## [ACTIVITY]
Could you copy every line from the material below in which "icon" appears?

## [INPUT MATERIAL]
□ □ □ □
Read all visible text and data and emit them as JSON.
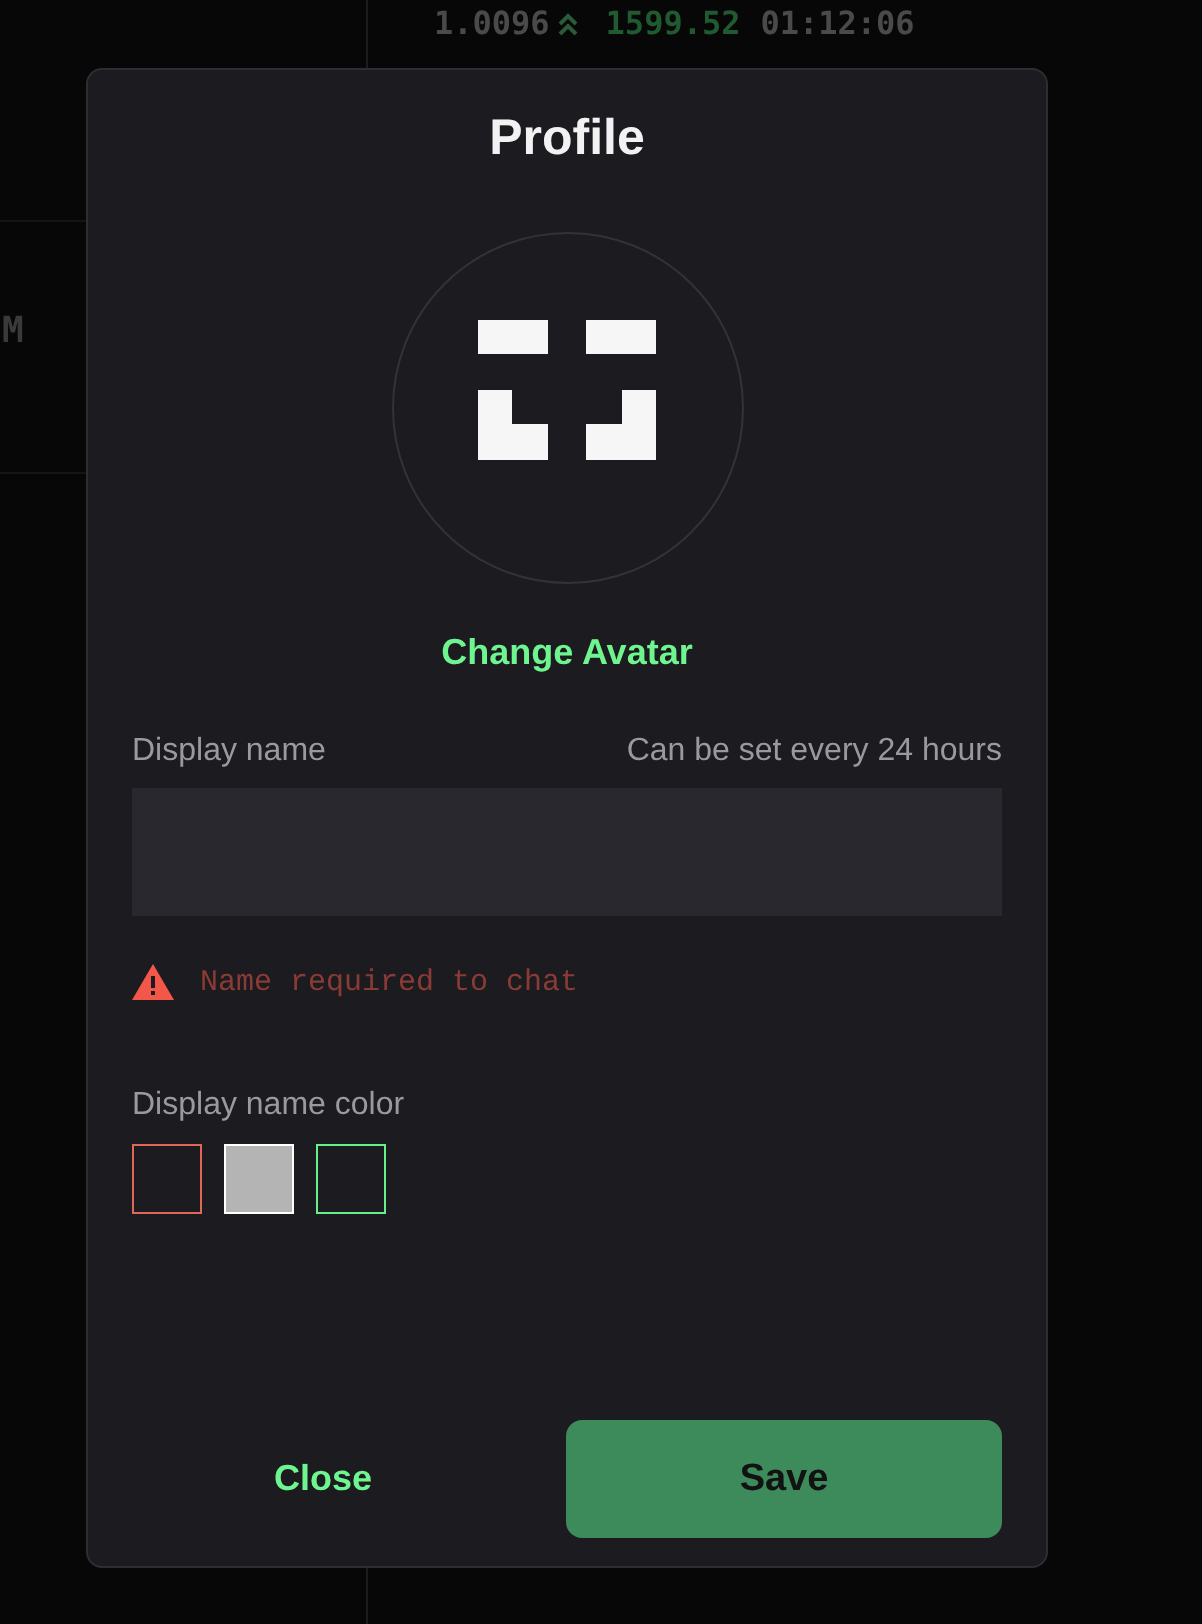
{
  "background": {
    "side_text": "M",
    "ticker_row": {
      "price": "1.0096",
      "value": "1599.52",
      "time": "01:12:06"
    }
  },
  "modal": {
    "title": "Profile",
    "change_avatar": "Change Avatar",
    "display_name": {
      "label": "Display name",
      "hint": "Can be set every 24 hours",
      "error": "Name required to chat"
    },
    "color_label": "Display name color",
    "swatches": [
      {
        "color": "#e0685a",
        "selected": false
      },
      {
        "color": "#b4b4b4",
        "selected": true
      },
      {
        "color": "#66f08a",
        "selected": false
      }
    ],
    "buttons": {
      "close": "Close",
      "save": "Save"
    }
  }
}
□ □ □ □
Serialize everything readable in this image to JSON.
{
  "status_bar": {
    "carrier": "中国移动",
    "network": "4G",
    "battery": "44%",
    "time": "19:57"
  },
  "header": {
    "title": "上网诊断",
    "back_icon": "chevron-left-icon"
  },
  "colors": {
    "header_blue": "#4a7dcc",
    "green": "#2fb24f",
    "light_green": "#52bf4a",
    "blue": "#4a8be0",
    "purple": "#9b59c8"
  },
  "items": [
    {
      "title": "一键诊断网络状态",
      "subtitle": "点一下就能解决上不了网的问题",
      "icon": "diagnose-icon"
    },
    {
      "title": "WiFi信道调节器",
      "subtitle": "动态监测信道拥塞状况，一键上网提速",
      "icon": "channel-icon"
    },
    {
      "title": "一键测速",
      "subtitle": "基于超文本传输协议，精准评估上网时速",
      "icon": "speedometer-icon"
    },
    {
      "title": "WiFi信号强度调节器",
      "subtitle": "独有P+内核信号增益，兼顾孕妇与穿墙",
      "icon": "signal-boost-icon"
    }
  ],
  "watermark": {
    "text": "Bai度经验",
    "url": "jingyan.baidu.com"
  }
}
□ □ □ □
## [WRITTEN RESPONSE]
    "back_icon": "chevron-left-icon"
      "icon": "diagnose-icon"
      "icon": "channel-icon"
      "icon": "speedometer-icon"
      "icon": "signal-boost-icon"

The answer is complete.